Pick of the Week: Sad Santa Story Told in Six 1906 Keystone Stereo Cards – Or a Real Nightmare Before Christmas!

We haven’t featured a “Pick of the Week” in a while, but we wanted to share last weekend’s holiday-themed find with you.  It’s a set of six stereo cards published by the Keystone View Company in 1906 that Jim and I picked up for $15 at a local antique co-op.  We may get all nostalgic about a kinder, gentler spirit that prevailed a century ago, but these cards will prove once and for all that that notion is false, and that people in the “olden days” had cruel senses of humor just as they do today.  Indeed, I doubt that most people today would tolerate the story that unfolds on these stereo cards, and that’s what fascinates us about them.

I should note a little history about the stereoscope (sometimes also called a stereoptican) and the double-image cards that it used.  This simple, hand-held device was found in most American homes between 1860 and 1920.  It allowed the viewer to see a 3-D image when the two photos “blended” into one.  Subjects on the stereo cards ran the gamut from tourist views of famous sites and cities around the world to humorous images that told a little story.  Presidents, kings, generals, and other people of note also had their likenesses appear on stereo cards.

The Keystone View Company was founded in Meadville, PA in 1892 and continued operation until the 1960’s.  They really cornered the market on educational stereo views and eventually survived longer than any of their competitors.  In 1905, a year before our set of cards was copyrighted, Keystone was the largest stereographic company in the world.  In addition to educational views, humorous cards were a mainstay of the company’s vast catalog, and that’s where our cards come in – if you can call them funny.  You be the judge.

Card #1 shows a “real” Santa with a real, somewhat short beard peeking out of a snow-covered lair.  The script reads:  This is the cold little home in the North, from which old Santa is just starting forth.

Card #2 shows the same Santa hugging one of his reindeer (which happens to look very taxidermied).  Here’s what it says:  This is the deer old Santa loves best, ready to travel away with the rest.

It’s a bit hard to make out, but the third card shows a Santa with a much longer beard cracking the whip and urging his team of deer on.  It says:  This is the good old saint on the road, skimming along with his precious load.

Here’s where the happy story takes a sad and dramatic turn.  Yes, that is a hunter firing on Santa’s reindeer.  The card says:  This is the hunter with intention good, shooting a deer as he roams through the wood.

It goes from bad to worse.  Not only does a deer lie dead, but jolly old St. Nick is clubbing the nasty hunter with a stick!  Here’s the next line:  This is the mischief that hunter did cause, and the awful wrath of old Santa Claus.

Now we see our Santa, in a terribly fake wig and beard, dragging along on foot with his giant pack of gifts on his back.  The end of the story goes like this:  This is poor Santa, feeling so blue, for fear he’ll be late and disappoint you.

Now I ask you, would we subject our children to a cruel and humorless story like this today?  I think not.  Yes, we certainly have movies about “bad” Santas, and there’s a very famous Christmas movie in which a cat gets electrocuted, but parents would be up in arms if a movie depicted Rudolph – or Prancer or Vixen for that matter – being shot point blank by a hunter.  Times have certainly changed, and, maybe in this instance, it’s for the better.

This entry was posted in 1900's, Americana, Carol, Christmas, Ephemera, Holiday, Humor, Weird.
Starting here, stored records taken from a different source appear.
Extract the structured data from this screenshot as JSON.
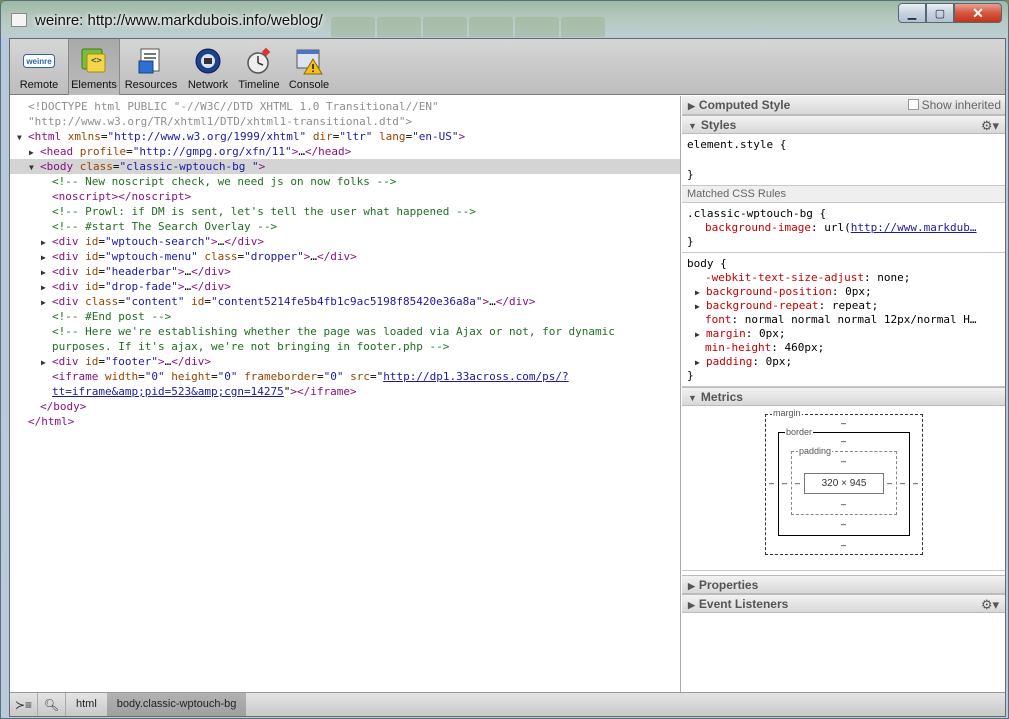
{
  "window": {
    "title": "weinre: http://www.markdubois.info/weblog/",
    "minimize": "▁",
    "maximize": "▢",
    "close": "✕"
  },
  "toolbar": {
    "items": [
      {
        "label": "Remote",
        "icon": "weinre-logo-icon"
      },
      {
        "label": "Elements",
        "icon": "elements-icon"
      },
      {
        "label": "Resources",
        "icon": "resources-icon"
      },
      {
        "label": "Network",
        "icon": "network-icon"
      },
      {
        "label": "Timeline",
        "icon": "timeline-icon"
      },
      {
        "label": "Console",
        "icon": "console-icon"
      }
    ],
    "logo_text": "weinre"
  },
  "dom": {
    "doctype1": "<!DOCTYPE html PUBLIC \"-//W3C//DTD XHTML 1.0 Transitional//EN\"",
    "doctype2": "\"http://www.w3.org/TR/xhtml1/DTD/xhtml1-transitional.dtd\">",
    "html_attrs": {
      "xmlns": "\"http://www.w3.org/1999/xhtml\"",
      "dir": "\"ltr\"",
      "lang": "\"en-US\""
    },
    "head_profile": "\"http://gmpg.org/xfn/11\"",
    "body_class": "\"classic-wptouch-bg \"",
    "comment1": "<!-- New noscript check, we need js on now folks -->",
    "noscript": "<noscript></noscript>",
    "comment2": "<!-- Prowl: if DM is sent, let's tell the user what happened -->",
    "comment3": "<!-- #start The Search Overlay -->",
    "div_search": "\"wptouch-search\"",
    "div_menu": "\"wptouch-menu\"",
    "div_menu_class": "\"dropper\"",
    "div_headerbar": "\"headerbar\"",
    "div_dropfade": "\"drop-fade\"",
    "div_content_class": "\"content\"",
    "div_content_id": "\"content5214fe5b4fb1c9ac5198f85420e36a8a\"",
    "comment4": "<!-- #End post -->",
    "comment5a": "<!-- Here we're establishing whether the page was loaded via Ajax or not, for dynamic",
    "comment5b": "purposes. If it's ajax, we're not bringing in footer.php -->",
    "div_footer": "\"footer\"",
    "iframe_src1": "http://dp1.33across.com/ps/?",
    "iframe_src2": "tt=iframe&amp;pid=523&amp;cgn=14275",
    "close_body": "</body>",
    "close_html": "</html>"
  },
  "sidebar": {
    "computed_style": "Computed Style",
    "show_inherited": "Show inherited",
    "styles": "Styles",
    "element_style": "element.style {",
    "close_brace": "}",
    "matched_rules": "Matched CSS Rules",
    "rule1_selector": ".classic-wptouch-bg {",
    "rule1_prop": "background-image",
    "rule1_val_prefix": "url(",
    "rule1_link": "http://www.markdub…",
    "rule2_selector": "body {",
    "rule2_props": [
      {
        "name": "-webkit-text-size-adjust",
        "value": "none;",
        "expandable": false
      },
      {
        "name": "background-position",
        "value": "0px;",
        "expandable": true
      },
      {
        "name": "background-repeat",
        "value": "repeat;",
        "expandable": true
      },
      {
        "name": "font",
        "value": "normal normal normal 12px/normal H…",
        "expandable": false
      },
      {
        "name": "margin",
        "value": "0px;",
        "expandable": true
      },
      {
        "name": "min-height",
        "value": "460px;",
        "expandable": false
      },
      {
        "name": "padding",
        "value": "0px;",
        "expandable": true
      }
    ],
    "metrics": "Metrics",
    "metrics_labels": {
      "margin": "margin",
      "border": "border",
      "padding": "padding",
      "content": "320 × 945",
      "dash": "–"
    },
    "properties": "Properties",
    "event_listeners": "Event Listeners"
  },
  "bottom": {
    "crumbs": [
      "html",
      "body.classic-wptouch-bg"
    ]
  }
}
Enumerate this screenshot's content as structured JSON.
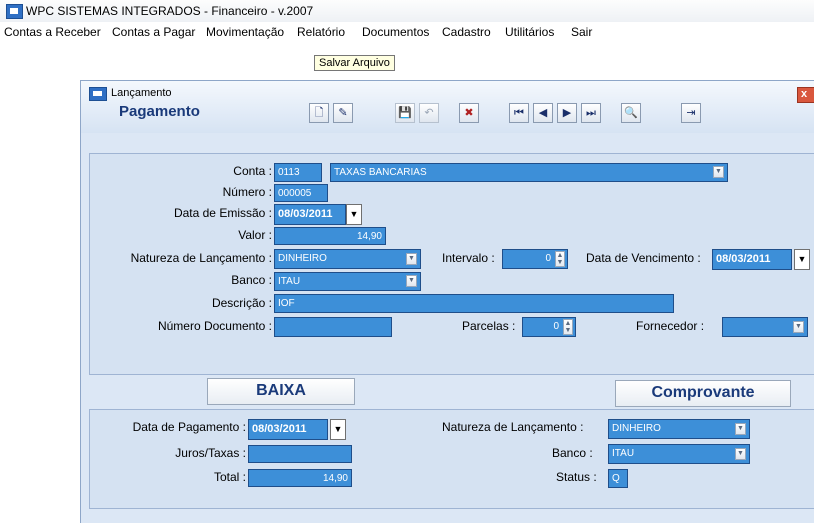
{
  "app": {
    "title": "WPC SISTEMAS INTEGRADOS - Financeiro - v.2007"
  },
  "menu": [
    "Contas a Receber",
    "Contas a Pagar",
    "Movimentação",
    "Relatório",
    "Documentos",
    "Cadastro",
    "Utilitários",
    "Sair"
  ],
  "window": {
    "title": "Lançamento",
    "heading": "Pagamento",
    "tooltip": "Salvar Arquivo"
  },
  "toolbar": {
    "new": "🗋",
    "edit": "✎",
    "save": "💾",
    "undo": "↶",
    "delete": "✖",
    "first": "⏮",
    "prev": "◀",
    "next": "▶",
    "last": "⏭",
    "search": "🔍",
    "exit": "⇥"
  },
  "form": {
    "conta": {
      "label": "Conta :",
      "code": "0113",
      "name": "TAXAS BANCARIAS"
    },
    "numero": {
      "label": "Número :",
      "value": "000005"
    },
    "data_emissao": {
      "label": "Data de Emissão :",
      "value": "08/03/2011"
    },
    "valor": {
      "label": "Valor :",
      "value": "14,90"
    },
    "natureza": {
      "label": "Natureza de Lançamento :",
      "value": "DINHEIRO"
    },
    "intervalo": {
      "label": "Intervalo :",
      "value": "0"
    },
    "data_vencimento": {
      "label": "Data de Vencimento :",
      "value": "08/03/2011"
    },
    "banco": {
      "label": "Banco :",
      "value": "ITAU"
    },
    "descricao": {
      "label": "Descrição :",
      "value": "IOF"
    },
    "numero_documento": {
      "label": "Número Documento :",
      "value": ""
    },
    "parcelas": {
      "label": "Parcelas :",
      "value": "0"
    },
    "fornecedor": {
      "label": "Fornecedor :",
      "value": ""
    }
  },
  "buttons": {
    "baixa": "BAIXA",
    "comprovante": "Comprovante"
  },
  "baixa": {
    "data_pagamento": {
      "label": "Data de Pagamento :",
      "value": "08/03/2011"
    },
    "juros": {
      "label": "Juros/Taxas :",
      "value": ""
    },
    "total": {
      "label": "Total :",
      "value": "14,90"
    },
    "natureza": {
      "label": "Natureza de Lançamento :",
      "value": "DINHEIRO"
    },
    "banco": {
      "label": "Banco :",
      "value": "ITAU"
    },
    "status": {
      "label": "Status :",
      "value": "Q"
    }
  },
  "glyphs": {
    "dropdown": "▼",
    "spin_up": "▲",
    "spin_down": "▼",
    "close": "x"
  },
  "colors": {
    "field": "#3d8fd8",
    "panel": "#d5e2f2",
    "heading": "#1a3a7a"
  }
}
Bookmark the permalink.

Leave a Reply

Your email address will not be published. Required fields are marked *

You may use these HTML tags and attributes: <a href="" title=""> <abbr title=""> <acronym title=""> <b> <blockquote cite=""> <cite> <code> <del datetime=""> <em> <i> <q cite=""> <s> <strike> <strong>